Problem to work on —
I need each line of the entries below that includes the string "email".

+++ Given data

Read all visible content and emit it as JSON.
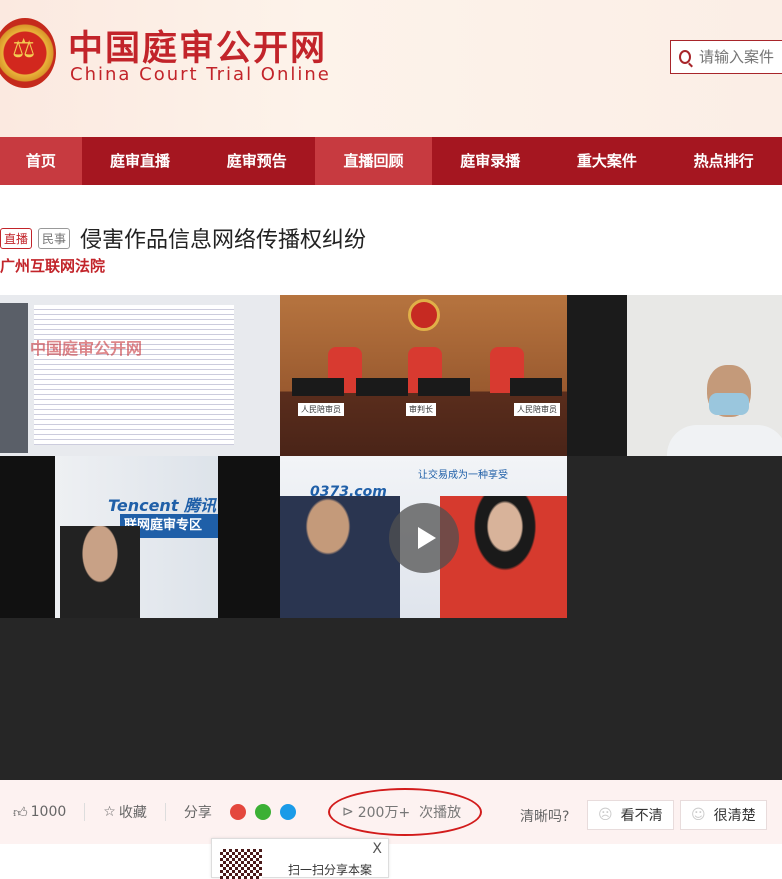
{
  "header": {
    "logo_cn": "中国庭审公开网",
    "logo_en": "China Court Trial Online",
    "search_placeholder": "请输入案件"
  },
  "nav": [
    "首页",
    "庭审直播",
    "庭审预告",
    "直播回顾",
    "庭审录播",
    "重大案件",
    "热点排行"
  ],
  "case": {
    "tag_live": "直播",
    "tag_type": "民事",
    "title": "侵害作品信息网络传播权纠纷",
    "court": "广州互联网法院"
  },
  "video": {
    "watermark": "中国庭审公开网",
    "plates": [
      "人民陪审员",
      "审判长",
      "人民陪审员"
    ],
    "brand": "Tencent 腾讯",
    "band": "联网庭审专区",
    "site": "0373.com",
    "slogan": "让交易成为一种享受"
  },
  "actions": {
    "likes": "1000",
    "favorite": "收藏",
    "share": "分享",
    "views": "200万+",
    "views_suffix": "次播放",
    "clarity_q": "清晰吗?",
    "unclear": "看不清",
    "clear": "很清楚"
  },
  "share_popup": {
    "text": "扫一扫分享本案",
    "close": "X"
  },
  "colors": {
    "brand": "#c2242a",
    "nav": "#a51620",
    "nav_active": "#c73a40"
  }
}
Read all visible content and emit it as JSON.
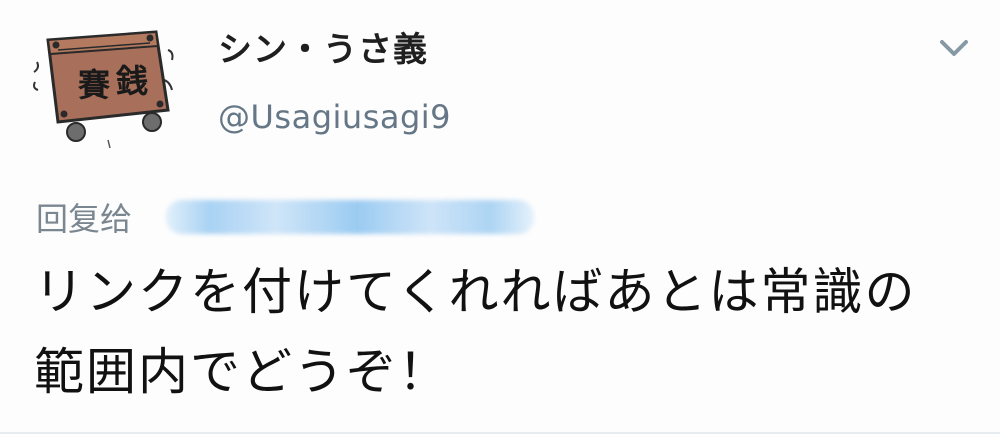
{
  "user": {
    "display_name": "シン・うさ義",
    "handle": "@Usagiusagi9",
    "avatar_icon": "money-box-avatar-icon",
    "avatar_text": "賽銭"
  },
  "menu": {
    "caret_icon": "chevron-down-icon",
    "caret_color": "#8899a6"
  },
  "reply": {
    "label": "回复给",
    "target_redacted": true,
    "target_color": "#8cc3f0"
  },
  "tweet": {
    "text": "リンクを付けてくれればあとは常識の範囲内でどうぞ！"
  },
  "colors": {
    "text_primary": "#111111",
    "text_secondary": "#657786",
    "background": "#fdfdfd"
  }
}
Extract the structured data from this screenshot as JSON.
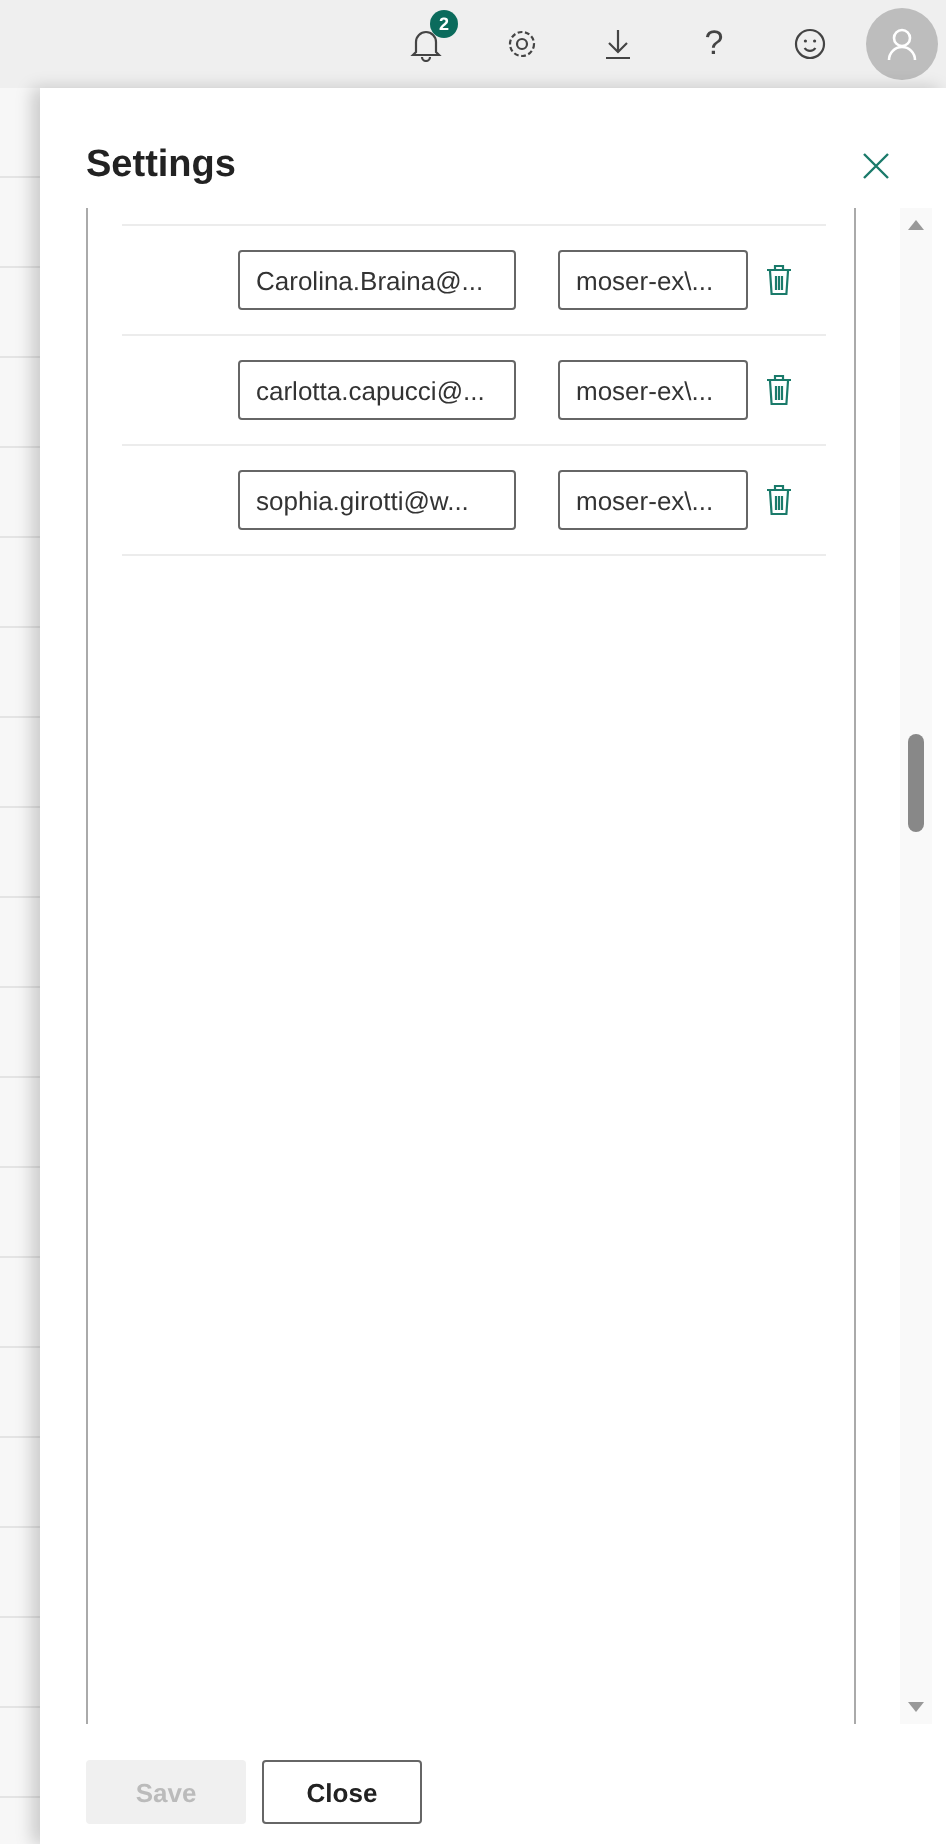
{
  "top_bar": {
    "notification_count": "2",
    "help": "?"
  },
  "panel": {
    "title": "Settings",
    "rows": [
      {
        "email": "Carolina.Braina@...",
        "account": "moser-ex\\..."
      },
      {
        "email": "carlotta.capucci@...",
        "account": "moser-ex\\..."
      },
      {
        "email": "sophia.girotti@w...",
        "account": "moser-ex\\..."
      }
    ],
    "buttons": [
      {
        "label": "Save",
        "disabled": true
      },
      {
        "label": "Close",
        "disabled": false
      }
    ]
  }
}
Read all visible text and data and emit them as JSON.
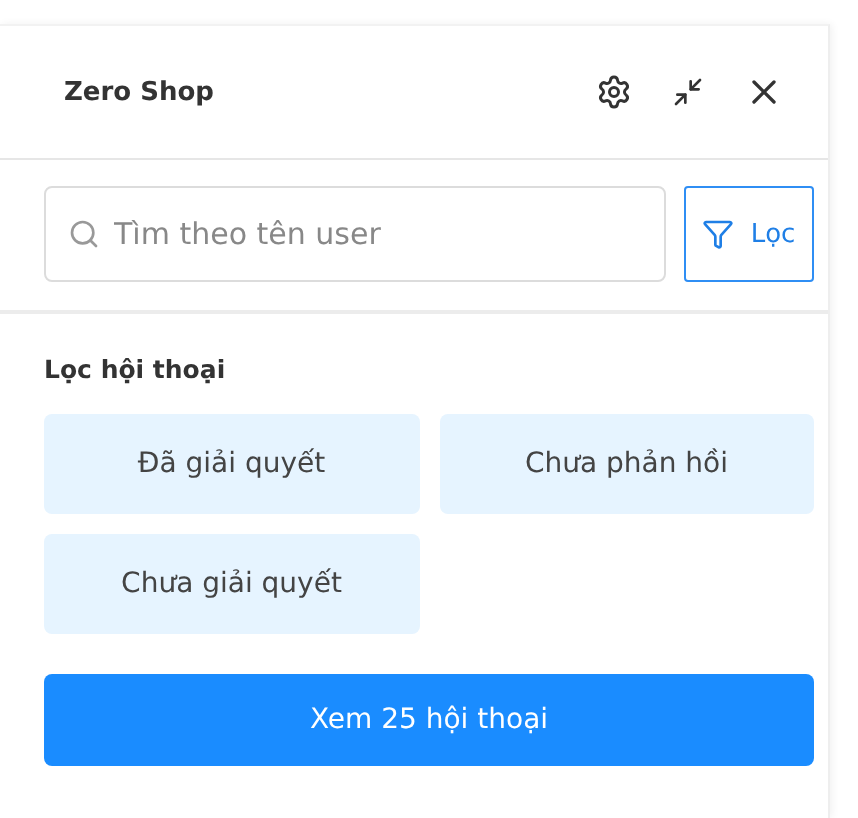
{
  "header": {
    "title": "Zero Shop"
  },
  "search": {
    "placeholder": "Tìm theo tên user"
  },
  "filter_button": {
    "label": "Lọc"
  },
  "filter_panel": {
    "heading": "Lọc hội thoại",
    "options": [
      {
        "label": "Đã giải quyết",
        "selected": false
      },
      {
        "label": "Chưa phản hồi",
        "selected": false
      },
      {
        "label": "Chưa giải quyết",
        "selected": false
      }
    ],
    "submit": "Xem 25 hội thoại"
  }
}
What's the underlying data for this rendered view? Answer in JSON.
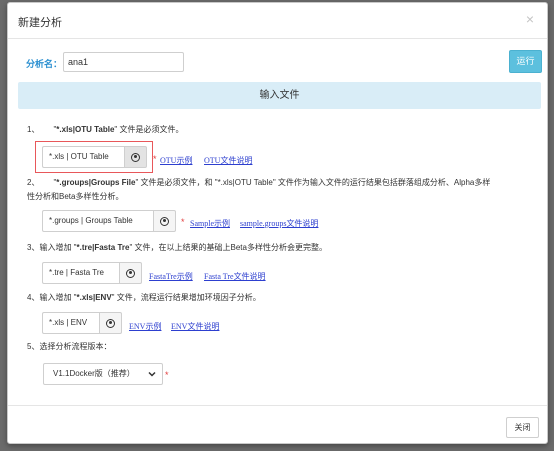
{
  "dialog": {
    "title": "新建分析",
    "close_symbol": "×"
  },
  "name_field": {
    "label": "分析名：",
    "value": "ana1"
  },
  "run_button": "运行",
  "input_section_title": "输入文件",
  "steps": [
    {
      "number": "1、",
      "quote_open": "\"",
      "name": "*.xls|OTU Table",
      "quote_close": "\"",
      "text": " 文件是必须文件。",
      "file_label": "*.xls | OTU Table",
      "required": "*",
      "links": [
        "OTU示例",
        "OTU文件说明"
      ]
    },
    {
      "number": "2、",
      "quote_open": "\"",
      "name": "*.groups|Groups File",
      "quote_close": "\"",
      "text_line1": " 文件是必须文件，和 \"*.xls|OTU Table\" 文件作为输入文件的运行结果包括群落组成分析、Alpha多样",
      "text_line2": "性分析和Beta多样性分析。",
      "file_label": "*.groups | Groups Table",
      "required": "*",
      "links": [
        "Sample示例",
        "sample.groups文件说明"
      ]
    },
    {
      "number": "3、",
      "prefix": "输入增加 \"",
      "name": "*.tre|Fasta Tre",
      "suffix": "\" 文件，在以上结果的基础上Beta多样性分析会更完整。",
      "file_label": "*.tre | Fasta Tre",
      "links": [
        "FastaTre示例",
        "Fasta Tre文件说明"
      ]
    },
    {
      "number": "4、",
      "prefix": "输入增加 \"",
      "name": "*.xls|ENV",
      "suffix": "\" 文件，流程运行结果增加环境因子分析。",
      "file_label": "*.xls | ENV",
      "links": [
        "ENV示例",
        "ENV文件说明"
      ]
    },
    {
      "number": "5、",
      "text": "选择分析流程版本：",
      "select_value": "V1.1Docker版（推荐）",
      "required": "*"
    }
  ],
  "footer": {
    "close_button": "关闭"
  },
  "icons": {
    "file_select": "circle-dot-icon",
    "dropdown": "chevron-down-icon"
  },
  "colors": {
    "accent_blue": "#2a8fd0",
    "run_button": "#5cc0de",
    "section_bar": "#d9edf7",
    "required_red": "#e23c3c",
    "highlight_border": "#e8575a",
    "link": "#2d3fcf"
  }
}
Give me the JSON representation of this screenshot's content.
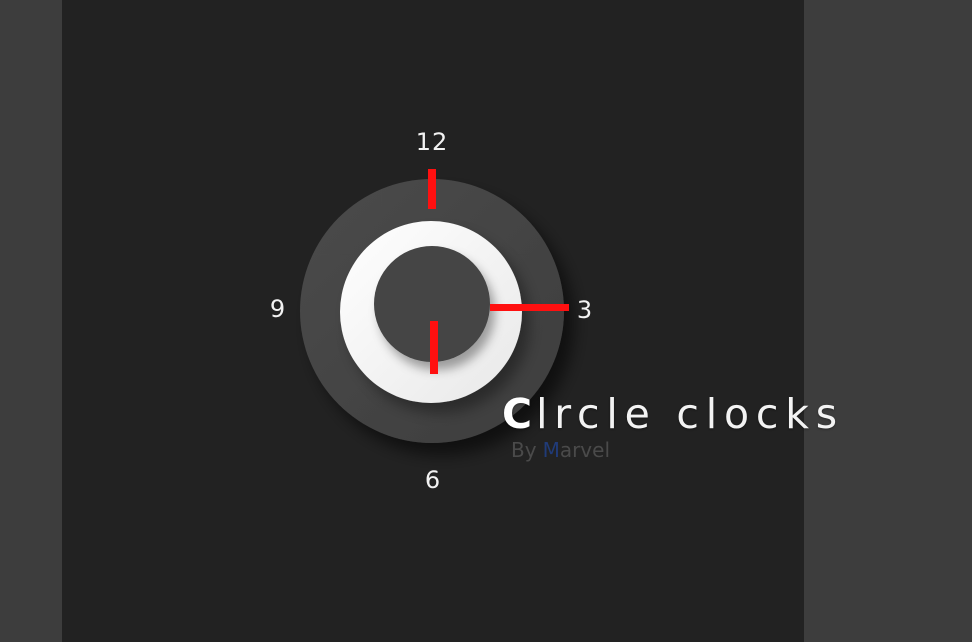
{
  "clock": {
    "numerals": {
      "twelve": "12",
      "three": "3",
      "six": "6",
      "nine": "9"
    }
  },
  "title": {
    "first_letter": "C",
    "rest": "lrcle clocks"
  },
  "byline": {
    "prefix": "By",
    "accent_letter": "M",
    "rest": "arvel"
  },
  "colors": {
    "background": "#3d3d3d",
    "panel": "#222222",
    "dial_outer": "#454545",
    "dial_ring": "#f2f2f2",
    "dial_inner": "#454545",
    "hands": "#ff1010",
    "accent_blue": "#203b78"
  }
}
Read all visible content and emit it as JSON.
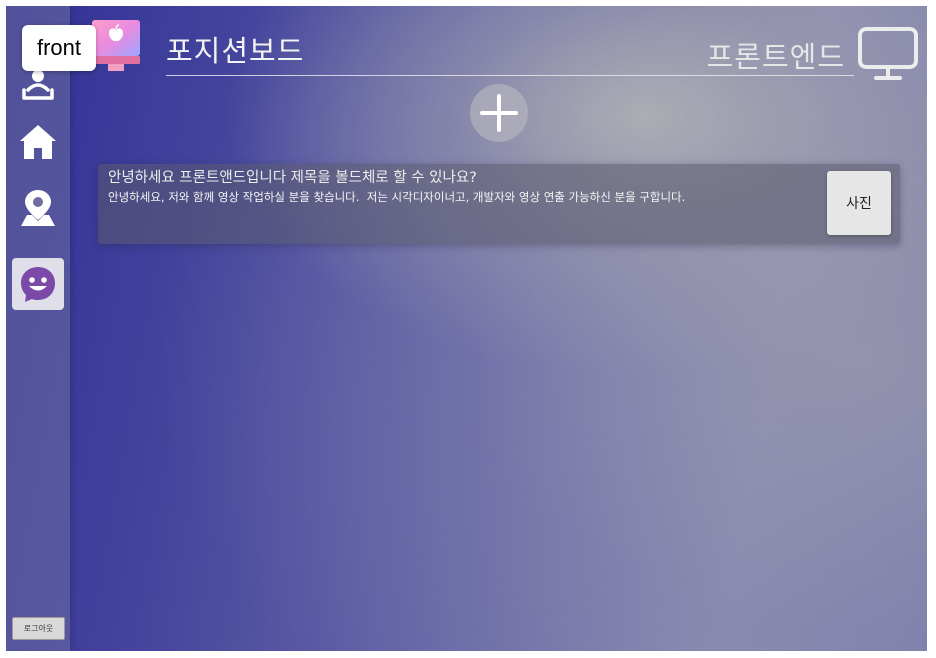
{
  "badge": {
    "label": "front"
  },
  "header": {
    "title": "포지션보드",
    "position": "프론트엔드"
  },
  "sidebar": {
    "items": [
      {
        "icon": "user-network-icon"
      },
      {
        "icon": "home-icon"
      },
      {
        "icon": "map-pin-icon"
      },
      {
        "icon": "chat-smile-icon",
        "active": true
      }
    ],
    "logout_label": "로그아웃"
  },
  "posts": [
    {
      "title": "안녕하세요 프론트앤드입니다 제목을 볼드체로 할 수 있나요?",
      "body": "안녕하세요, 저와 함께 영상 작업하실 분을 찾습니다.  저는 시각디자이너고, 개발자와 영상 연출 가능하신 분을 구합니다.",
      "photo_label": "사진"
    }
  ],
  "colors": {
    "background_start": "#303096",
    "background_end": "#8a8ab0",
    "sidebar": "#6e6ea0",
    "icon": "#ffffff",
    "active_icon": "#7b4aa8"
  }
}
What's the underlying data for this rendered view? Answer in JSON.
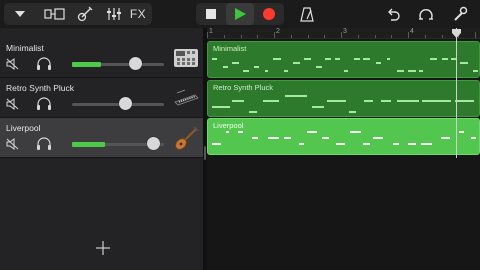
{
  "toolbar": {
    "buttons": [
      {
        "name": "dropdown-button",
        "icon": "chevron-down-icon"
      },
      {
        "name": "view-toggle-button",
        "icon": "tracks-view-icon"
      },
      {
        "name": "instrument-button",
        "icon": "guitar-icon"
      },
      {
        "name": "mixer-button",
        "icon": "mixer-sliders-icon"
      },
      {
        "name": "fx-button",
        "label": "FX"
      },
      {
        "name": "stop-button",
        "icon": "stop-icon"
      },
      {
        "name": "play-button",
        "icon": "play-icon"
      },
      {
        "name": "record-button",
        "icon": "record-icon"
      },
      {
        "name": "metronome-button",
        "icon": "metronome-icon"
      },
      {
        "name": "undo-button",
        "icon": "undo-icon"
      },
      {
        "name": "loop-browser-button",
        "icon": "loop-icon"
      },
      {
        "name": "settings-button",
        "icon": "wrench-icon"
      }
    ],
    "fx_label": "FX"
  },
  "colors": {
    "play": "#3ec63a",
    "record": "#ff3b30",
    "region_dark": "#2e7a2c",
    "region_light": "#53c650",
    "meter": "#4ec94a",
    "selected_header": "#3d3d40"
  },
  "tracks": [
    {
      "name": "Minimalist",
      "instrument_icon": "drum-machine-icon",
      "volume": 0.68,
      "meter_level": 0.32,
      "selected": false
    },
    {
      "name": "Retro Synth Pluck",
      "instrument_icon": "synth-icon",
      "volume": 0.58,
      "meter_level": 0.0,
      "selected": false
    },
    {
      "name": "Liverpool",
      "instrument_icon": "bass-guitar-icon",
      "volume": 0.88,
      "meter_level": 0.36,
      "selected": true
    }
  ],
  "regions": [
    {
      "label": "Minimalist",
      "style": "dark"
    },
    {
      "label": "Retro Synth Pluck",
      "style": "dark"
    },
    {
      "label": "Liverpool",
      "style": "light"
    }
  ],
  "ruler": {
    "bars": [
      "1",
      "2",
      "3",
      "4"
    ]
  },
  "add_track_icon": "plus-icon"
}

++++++

Written solution —
        "email": "Carolina.Braina@...",
        "email": "carlotta.capucci@...",
        "email": "sophia.girotti@w...",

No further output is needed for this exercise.